Inspect your pipeline in CI Visibility to view its metrics and executions.

Once you’ve identified any issues with your pipeline being run on the new provider, you can drill into its executions for a full end-to-end trace that includes relevant logs, pipeline attributes (runner ID, Git commit info, etc.), and relevant CI infrastructure information. This context can help you point to the root cause of any regressions or failures, without needing to manually correlate clues across different tools and views.

Datadog automatically highlights failed jobs disrupting your pipelines.

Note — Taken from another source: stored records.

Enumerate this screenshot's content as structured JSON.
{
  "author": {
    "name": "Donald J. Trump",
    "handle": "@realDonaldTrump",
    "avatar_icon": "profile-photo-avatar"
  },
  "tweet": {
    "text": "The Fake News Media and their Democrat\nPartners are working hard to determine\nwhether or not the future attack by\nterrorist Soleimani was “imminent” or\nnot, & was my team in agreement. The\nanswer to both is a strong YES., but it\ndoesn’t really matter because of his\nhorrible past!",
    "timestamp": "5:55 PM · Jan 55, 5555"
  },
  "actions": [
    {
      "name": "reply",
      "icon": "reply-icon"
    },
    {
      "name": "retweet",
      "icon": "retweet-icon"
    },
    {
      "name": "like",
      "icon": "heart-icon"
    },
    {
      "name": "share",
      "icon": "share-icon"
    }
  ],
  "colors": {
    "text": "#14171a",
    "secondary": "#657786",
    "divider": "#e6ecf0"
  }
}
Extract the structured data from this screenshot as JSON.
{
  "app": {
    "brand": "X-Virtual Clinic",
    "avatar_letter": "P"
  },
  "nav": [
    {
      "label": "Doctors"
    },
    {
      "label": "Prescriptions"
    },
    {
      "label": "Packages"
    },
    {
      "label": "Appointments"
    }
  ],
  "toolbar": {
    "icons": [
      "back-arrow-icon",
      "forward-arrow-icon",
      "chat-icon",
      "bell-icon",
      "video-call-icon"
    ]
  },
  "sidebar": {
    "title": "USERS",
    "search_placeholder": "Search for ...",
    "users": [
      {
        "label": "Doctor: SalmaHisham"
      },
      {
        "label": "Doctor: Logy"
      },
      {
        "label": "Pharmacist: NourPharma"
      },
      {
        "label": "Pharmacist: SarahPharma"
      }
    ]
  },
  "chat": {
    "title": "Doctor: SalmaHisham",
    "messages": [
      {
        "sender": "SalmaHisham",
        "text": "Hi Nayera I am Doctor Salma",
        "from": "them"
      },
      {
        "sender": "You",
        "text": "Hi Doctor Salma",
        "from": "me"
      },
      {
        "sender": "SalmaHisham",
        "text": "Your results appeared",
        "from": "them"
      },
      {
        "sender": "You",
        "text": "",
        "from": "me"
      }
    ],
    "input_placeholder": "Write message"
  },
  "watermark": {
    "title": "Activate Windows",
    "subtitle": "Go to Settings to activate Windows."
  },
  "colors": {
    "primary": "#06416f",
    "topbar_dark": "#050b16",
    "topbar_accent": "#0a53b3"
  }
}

Using Datadog Continuous Delivery Visibility, you can see how all of your services are being deployed across your different environments. Inspecting a deployment reveals key metrics such as duration, failure rate, and when rollbacks occur. By monitoring the failure rate of your deployments, you can ensure that your application changes are being smoothly deployed even as you adopt new CD tools into your workflow. By switching between deployment details for different environments, you can also ensure your deployment performance is consistent across both your staging and production environments.

Gain insights into your deployements with Datadog.

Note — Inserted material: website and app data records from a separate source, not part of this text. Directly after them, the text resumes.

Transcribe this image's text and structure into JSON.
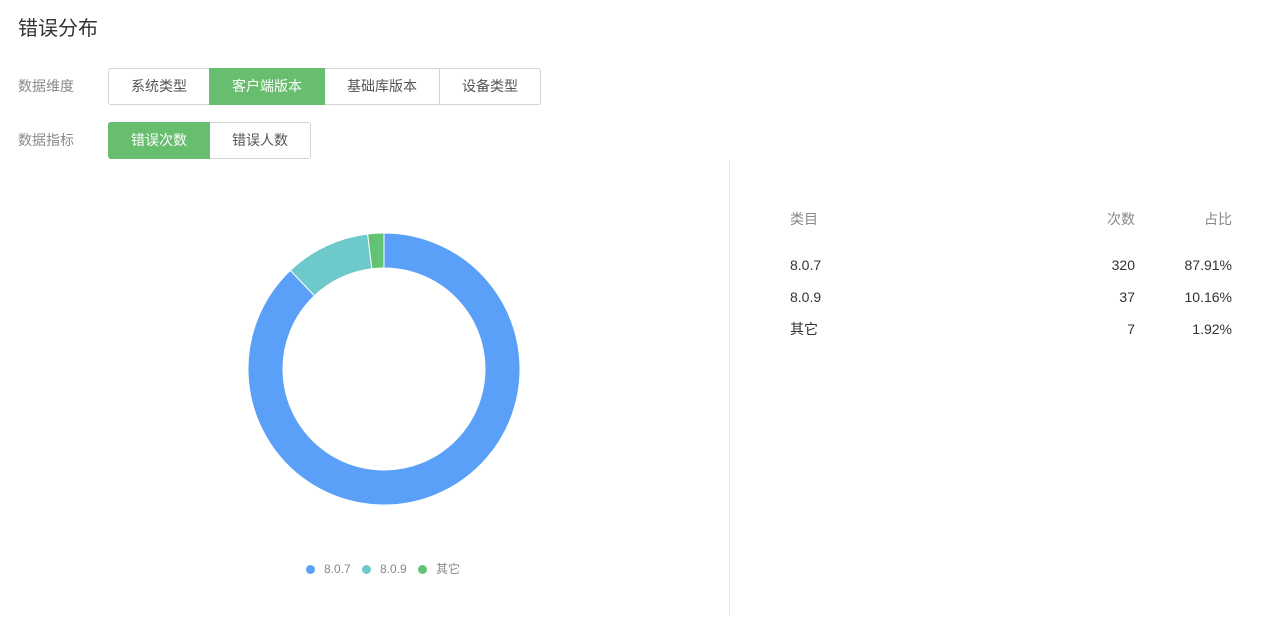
{
  "page": {
    "title": "错误分布"
  },
  "filters": {
    "dimension": {
      "label": "数据维度",
      "options": [
        {
          "label": "系统类型",
          "active": false
        },
        {
          "label": "客户端版本",
          "active": true
        },
        {
          "label": "基础库版本",
          "active": false
        },
        {
          "label": "设备类型",
          "active": false
        }
      ]
    },
    "metric": {
      "label": "数据指标",
      "options": [
        {
          "label": "错误次数",
          "active": true
        },
        {
          "label": "错误人数",
          "active": false
        }
      ]
    }
  },
  "colors": {
    "accent": "#66be6e",
    "series": [
      "#5aa0f8",
      "#6dc9ca",
      "#63c274"
    ]
  },
  "chart_data": {
    "type": "pie",
    "donut": true,
    "categories": [
      "8.0.7",
      "8.0.9",
      "其它"
    ],
    "values": [
      320,
      37,
      7
    ],
    "legend": "bottom"
  },
  "table": {
    "headers": [
      "类目",
      "次数",
      "占比"
    ],
    "rows": [
      [
        "8.0.7",
        "320",
        "87.91%"
      ],
      [
        "8.0.9",
        "37",
        "10.16%"
      ],
      [
        "其它",
        "7",
        "1.92%"
      ]
    ]
  }
}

Gain full visibility into your CI/CD stack

As your organization looks to modernize your CI/CD infrastructure, you’ll likely adopt new tools and services that enable a smoother and more efficient deployment process. However, while new technologies can improve your existing workflows, they also present additional components that can cause pipeline failures.

Datadog integrates with most major CI providers to give you visibility into incoming load, active database connections, and other metrics that can indicate pipeline failures resulting from your provider. Some integrations (such as our GitLab integration) come with an OOTB dashboard that helps you quickly monitor your CI provider’s status. Health and liveliness service checks can indicate whether your provider’s servers are online and ready to receive traffic. Verifying these service checks and monitoring provider metrics in response to CI issues can help you determine whether the problem is related to your provider’s status and underlying infrastructure or changes in application code.

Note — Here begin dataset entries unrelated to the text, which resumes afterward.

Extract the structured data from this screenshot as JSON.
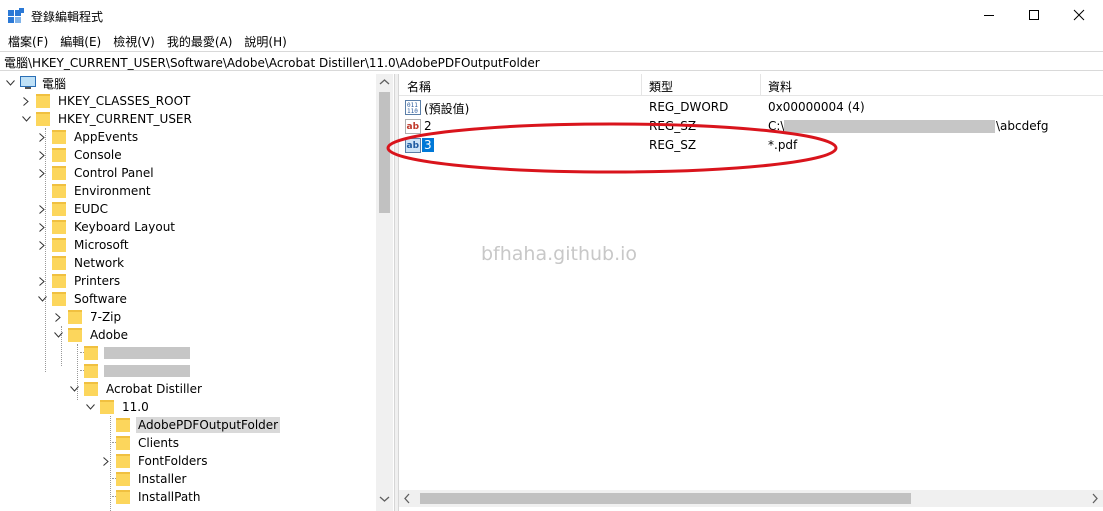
{
  "window": {
    "title": "登錄編輯程式",
    "controls": {
      "minimize": "minimize",
      "maximize": "maximize",
      "close": "close"
    }
  },
  "menu": [
    "檔案(F)",
    "編輯(E)",
    "檢視(V)",
    "我的最愛(A)",
    "說明(H)"
  ],
  "address": "電腦\\HKEY_CURRENT_USER\\Software\\Adobe\\Acrobat Distiller\\11.0\\AdobePDFOutputFolder",
  "tree": {
    "root": "電腦",
    "hkcr": "HKEY_CLASSES_ROOT",
    "hkcu": "HKEY_CURRENT_USER",
    "appevents": "AppEvents",
    "console": "Console",
    "control_panel": "Control Panel",
    "environment": "Environment",
    "eudc": "EUDC",
    "keyboard_layout": "Keyboard Layout",
    "microsoft": "Microsoft",
    "network": "Network",
    "printers": "Printers",
    "software": "Software",
    "zip": "7-Zip",
    "adobe": "Adobe",
    "acrobat_distiller": "Acrobat Distiller",
    "version": "11.0",
    "output_folder": "AdobePDFOutputFolder",
    "clients": "Clients",
    "fontfolders": "FontFolders",
    "installer": "Installer",
    "installpath": "InstallPath"
  },
  "list": {
    "headers": {
      "name": "名稱",
      "type": "類型",
      "data": "資料"
    },
    "rows": [
      {
        "name": "(預設值)",
        "type": "REG_DWORD",
        "data": "0x00000004 (4)",
        "icon": "binary-value-icon"
      },
      {
        "name": "2",
        "type": "REG_SZ",
        "data_prefix": "C:\\",
        "data_suffix": "\\abcdefg",
        "icon": "string-value-icon"
      },
      {
        "name": "3",
        "type": "REG_SZ",
        "data": "*.pdf",
        "icon": "string-value-icon"
      }
    ]
  },
  "watermark": "bfhaha.github.io",
  "colors": {
    "highlight": "#0078d7",
    "annotation": "#d9141c",
    "folder": "#fcd65c"
  }
}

Gain visibility into your GitLab servers with Datadog's OOTB dashboard.

When your pipeline executions experience slowdowns or errors, problems related to your CI provider—such as API failures, exceeded activity limits, and provider outages—may be the cause. By inspecting errors in your pipeline execution trace, you can view their error type and error message, which can help you determine whether the issue was caused by the user or the provider.

Continuous delivery tools such as Argo CD can automate your application deployments by continuously monitoring and updating the live state of your CI/CD runners via Kubernetes. This can greatly simplify cluster management and ensure that each runner is equipped with the necessary tools and configuration directly from your Git repository. Datadog’s integration enables you to monitor all of Argo CD’s main components using an OOTB dashboard to ensure that your applications are in sync and that your API server has sufficient resources to handle incoming requests.

Gain visibility into your ArgoCD clusters with Datadog's OOTB dashboard.

Start monitoring your CI/CD environment with Datadog

Datadog enables you to maintain visibility into your CI/CD environment even as you adopt new technologies and switch providers. You can learn more about monitoring your pipelines and your software tests in our best practices posts, and view our documentation for a full list of Datadog’s configuration and deployment integrations. To gain additional observability into your deployments with Datadog Continuous Deployment Visibility, request access to our private beta.

If you don’t already have a Datadog account, sign up for a today.